INPUT DATA ::
..............................

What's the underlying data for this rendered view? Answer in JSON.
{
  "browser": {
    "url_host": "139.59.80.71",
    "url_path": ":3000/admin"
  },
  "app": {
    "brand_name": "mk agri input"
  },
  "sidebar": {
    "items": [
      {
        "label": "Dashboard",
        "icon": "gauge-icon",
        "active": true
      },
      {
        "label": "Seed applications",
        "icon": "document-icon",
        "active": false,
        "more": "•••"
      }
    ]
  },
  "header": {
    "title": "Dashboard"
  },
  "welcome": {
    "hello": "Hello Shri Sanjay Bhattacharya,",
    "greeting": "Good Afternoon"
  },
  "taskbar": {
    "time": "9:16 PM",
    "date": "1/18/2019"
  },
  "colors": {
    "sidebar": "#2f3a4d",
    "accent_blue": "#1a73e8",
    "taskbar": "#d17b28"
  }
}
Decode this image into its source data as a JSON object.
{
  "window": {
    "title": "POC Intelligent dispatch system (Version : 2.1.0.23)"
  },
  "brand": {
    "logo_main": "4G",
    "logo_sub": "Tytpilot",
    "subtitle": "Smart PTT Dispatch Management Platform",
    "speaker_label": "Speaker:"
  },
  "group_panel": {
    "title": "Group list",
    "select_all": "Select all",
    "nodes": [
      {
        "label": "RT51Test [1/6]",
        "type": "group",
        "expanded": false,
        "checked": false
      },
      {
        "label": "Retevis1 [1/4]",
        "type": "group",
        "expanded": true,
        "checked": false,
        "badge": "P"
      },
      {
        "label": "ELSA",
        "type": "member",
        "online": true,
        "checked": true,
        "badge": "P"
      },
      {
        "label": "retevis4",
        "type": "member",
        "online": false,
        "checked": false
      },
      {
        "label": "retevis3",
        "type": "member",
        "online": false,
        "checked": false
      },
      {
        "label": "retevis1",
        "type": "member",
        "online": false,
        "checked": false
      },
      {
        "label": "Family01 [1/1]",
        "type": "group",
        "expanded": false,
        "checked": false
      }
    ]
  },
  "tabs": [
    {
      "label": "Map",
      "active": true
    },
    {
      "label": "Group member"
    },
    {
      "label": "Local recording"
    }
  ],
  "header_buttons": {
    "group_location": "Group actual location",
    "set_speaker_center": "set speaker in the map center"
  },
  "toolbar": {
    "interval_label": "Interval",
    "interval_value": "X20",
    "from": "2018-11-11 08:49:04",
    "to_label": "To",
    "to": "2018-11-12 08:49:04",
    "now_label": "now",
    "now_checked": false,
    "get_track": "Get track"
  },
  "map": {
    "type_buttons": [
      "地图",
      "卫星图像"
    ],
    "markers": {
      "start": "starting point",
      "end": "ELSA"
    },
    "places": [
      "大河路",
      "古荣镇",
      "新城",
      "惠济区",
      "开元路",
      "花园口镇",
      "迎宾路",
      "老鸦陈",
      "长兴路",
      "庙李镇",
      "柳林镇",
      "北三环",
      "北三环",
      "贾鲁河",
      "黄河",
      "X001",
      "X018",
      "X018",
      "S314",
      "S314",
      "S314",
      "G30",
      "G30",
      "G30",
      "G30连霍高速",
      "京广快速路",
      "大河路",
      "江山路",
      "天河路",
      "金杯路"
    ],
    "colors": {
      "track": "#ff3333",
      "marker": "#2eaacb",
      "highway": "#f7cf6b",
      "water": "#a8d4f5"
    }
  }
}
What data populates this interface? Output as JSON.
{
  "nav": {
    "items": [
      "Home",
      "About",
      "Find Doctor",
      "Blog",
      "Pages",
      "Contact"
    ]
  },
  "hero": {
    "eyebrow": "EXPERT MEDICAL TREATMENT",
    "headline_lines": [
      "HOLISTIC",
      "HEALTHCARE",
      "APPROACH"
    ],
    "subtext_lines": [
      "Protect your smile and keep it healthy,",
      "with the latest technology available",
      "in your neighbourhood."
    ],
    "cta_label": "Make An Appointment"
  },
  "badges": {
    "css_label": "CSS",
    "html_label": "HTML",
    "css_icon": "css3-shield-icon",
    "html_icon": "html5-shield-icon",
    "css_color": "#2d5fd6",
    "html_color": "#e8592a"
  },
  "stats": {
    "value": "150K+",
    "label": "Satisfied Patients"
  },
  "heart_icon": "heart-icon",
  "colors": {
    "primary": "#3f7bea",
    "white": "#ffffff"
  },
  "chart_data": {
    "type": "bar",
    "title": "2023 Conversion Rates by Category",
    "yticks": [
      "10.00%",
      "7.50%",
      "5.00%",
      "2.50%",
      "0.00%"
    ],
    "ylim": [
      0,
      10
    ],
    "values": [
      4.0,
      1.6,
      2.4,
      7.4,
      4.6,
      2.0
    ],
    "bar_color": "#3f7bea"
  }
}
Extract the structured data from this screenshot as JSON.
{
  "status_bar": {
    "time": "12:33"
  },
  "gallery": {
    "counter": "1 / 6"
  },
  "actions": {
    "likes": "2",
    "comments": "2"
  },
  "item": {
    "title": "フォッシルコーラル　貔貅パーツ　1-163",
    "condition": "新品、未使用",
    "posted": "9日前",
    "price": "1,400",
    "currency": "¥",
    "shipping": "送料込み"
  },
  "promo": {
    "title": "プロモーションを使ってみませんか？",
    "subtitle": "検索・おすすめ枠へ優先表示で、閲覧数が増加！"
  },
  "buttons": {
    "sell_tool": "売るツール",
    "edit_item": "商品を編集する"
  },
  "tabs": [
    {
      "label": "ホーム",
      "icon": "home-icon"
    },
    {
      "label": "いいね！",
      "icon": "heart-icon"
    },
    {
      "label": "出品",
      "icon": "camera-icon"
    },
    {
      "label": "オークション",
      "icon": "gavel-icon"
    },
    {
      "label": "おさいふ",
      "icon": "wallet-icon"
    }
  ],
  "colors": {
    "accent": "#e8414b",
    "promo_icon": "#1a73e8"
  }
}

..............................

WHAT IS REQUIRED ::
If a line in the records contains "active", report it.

TASK OUTPUT ::
        "active": true
        "active": false,
      "active": true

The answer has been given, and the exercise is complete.